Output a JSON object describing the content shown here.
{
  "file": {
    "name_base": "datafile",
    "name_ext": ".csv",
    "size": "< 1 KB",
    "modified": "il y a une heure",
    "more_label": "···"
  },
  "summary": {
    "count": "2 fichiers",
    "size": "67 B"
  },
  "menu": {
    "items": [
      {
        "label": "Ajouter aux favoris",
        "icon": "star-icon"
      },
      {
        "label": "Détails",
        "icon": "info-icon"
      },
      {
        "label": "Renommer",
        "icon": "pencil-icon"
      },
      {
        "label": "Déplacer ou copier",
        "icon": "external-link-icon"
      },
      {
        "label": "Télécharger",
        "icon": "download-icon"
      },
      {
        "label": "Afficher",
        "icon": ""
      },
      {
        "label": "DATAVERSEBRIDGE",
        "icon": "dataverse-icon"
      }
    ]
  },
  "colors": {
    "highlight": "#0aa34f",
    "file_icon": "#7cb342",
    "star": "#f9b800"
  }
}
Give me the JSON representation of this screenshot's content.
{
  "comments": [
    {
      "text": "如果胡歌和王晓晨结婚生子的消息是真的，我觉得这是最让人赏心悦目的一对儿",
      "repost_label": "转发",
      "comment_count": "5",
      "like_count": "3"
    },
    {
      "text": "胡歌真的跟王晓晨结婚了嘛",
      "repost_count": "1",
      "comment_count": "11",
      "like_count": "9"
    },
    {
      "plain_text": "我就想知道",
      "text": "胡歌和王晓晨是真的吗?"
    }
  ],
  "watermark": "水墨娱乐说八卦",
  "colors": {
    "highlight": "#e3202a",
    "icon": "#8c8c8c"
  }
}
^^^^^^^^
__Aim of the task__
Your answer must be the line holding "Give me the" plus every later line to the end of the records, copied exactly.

__Exercise output__
Give me the JSON representation of this screenshot's content.
{
  "comments": [
    {
      "text": "如果胡歌和王晓晨结婚生子的消息是真的，我觉得这是最让人赏心悦目的一对儿",
      "repost_label": "转发",
      "comment_count": "5",
      "like_count": "3"
    },
    {
      "text": "胡歌真的跟王晓晨结婚了嘛",
      "repost_count": "1",
      "comment_count": "11",
      "like_count": "9"
    },
    {
      "plain_text": "我就想知道",
      "text": "胡歌和王晓晨是真的吗?"
    }
  ],
  "watermark": "水墨娱乐说八卦",
  "colors": {
    "highlight": "#e3202a",
    "icon": "#8c8c8c"
  }
}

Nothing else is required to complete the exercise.